“There is but a fraction of 1 percent of the population who are truly resilient to the effects of chronic sleep restriction at all levels of brain function. It is far, far more likely that you will be struck by lightning (the lifetime odds being 1 in 12,000) than being truly capable of surviving on insufficient sleep thanks to a rare gene.”22
The problem is that over time you acclimate to your lower performance level. It becomes your new baseline. So, in the end, you don’t realize how affected you are by your poor-quality sleep habits.
If you’re committed to building wealth, you must perform at your peak. And you can’t do that if you’re suffering from lack of sleep.

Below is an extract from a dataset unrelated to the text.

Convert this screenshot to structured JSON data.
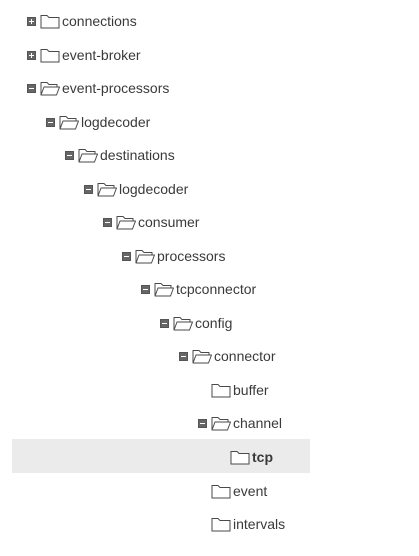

Sleep allows for the processing of memories and improves your concentration. Together, these improve your capacity to learn. They also lay a foundation to apply your knowledge to improve your decision-making.
Sleep improves physical performance, as well. By helping you master physical activities, it improves your athletic performance. It also enhances other physical tasks like driving or playing an instrument.
Sleep improves health by reducing the risk of heart disease and stroke. It improves glucose metabolism, reducing the chance of developing Type II diabetes. Also, sleep improves food choices and exercise.
People underestimate how bad their performance is. So, you may be sleep-deprived and don’t realize it. Over time, you’ve become accustomed to your sleep-deprived state.
The fallout from not sleeping may seem acceptable if it means getting a little more done. But there are tradeoffs. The negatives compound so that years of sleep deprivation take a massive toll on your body. And you end up leaving a lot of performance on the table.
Try going to bed an hour earlier every night for a couple of weeks. See how much better you feel and how improved your performance is.
Like I mentioned in the first part of this series, you must consider the tradeoffs. Is staying awake for a couple of extra hours at lower productivity and poorer health worth it?
How has sleep improved your performance? Leave a comment.
Want to learn more about the benefits of sleep and how to improve the time you time in bed? Check out these resources:
- Why We Sleep: Unlocking the Power of Sleep and Dream
- Sleep Smarter: 21 Essential Strategies to Sleep Your Way to A Better Body Better, Health, and Bigger Success
- The Circadian Code: Lose Weight, Supercharge Your Energy, and Transform Your Health from Morning to Midnight
1 Walker, Matthew P. Why We Sleep: Unlocking the Power of Sleep and Dreams. New York, NY: Scribner, an imprint of Simon & Schuster, Inc., 2018.
6 Walker, Matthew P. Why We Sleep: Unlocking the Power of Sleep and Dreams. New York, NY: Scribner, an imprint of Simon & Schuster, Inc., 2018.
11 Walker, Matthew P. Why We Sleep: Unlocking the Power of Sleep and Dreams. New York, NY: Scribner, an imprint of Simon & Schuster, Inc., 2018.
16 Walker, Matthew P. Why We Sleep: Unlocking the Power of Sleep and Dreams. New York, NY: Scribner, an imprint of Simon & Schuster, Inc., 2018.
21 Walker, Matthew P. Why We Sleep: Unlocking the Power of Sleep and Dreams. New York, NY: Scribner, an imprint of Simon & Schuster, Inc., 2018.